## [WHAT YOU HAVE TO DO]
Wherever a line holds the word "nOcean", copy that line from the data.

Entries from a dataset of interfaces

_ _ _ _

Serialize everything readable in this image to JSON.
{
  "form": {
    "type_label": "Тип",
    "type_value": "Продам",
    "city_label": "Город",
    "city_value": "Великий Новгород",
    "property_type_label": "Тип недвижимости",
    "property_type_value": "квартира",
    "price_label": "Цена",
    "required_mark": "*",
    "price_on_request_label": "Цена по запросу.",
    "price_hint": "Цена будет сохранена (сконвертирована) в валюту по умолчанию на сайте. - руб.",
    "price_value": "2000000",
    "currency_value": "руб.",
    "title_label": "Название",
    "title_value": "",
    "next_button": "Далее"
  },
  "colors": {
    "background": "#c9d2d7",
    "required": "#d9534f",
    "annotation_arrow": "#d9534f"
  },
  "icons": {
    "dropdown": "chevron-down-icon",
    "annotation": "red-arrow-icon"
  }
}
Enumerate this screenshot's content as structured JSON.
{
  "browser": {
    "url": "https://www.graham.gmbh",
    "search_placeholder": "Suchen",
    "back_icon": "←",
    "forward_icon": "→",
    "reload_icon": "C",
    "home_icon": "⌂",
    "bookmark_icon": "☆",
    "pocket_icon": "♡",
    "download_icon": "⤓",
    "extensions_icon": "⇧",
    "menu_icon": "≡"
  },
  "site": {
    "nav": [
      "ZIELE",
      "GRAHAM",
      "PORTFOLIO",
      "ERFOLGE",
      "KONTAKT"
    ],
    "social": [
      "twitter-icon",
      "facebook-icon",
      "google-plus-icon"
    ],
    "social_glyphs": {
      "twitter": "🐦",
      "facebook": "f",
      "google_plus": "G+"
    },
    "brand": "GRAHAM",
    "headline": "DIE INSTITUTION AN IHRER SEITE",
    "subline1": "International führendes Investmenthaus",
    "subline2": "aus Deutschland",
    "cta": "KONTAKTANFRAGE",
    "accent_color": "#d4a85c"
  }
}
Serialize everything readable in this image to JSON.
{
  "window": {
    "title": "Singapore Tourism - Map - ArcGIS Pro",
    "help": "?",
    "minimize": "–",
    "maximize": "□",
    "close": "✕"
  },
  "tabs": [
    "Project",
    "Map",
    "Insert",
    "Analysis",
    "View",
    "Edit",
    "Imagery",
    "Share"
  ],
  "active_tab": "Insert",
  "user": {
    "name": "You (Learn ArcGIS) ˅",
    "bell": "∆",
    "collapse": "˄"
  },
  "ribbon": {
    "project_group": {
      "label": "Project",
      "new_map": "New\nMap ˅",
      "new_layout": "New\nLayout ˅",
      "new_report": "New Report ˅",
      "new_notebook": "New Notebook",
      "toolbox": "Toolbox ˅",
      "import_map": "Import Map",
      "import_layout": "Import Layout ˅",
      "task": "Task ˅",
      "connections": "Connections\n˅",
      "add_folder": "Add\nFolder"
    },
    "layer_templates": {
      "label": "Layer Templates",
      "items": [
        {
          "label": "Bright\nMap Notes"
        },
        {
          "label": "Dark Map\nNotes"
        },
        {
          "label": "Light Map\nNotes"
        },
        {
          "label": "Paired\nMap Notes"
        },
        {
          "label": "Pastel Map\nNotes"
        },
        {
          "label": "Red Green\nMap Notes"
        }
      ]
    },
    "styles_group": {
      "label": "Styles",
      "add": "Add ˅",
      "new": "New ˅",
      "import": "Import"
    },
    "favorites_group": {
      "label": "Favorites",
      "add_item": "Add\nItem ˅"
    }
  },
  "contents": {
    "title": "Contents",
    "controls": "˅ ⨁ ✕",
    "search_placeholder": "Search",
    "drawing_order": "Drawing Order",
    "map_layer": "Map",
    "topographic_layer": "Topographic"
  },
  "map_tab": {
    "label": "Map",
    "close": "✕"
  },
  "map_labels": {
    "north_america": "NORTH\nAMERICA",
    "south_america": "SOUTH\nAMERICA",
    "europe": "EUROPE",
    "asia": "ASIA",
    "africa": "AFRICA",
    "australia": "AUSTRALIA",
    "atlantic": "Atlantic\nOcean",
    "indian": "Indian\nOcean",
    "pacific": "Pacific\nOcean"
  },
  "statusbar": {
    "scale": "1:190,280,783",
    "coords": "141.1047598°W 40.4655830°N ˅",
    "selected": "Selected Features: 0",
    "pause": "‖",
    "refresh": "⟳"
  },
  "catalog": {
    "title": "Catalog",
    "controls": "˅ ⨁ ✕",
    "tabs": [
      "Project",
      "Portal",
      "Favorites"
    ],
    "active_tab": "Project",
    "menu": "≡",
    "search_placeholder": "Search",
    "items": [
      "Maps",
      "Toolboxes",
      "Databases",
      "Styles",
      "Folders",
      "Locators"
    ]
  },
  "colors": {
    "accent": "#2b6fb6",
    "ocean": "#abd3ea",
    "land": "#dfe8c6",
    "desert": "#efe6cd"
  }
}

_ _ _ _

## [RESULT FOR THIS EXERCISE]
    "atlantic": "Atlantic\nOcean",
    "indian": "Indian\nOcean",
    "pacific": "Pacific\nOcean"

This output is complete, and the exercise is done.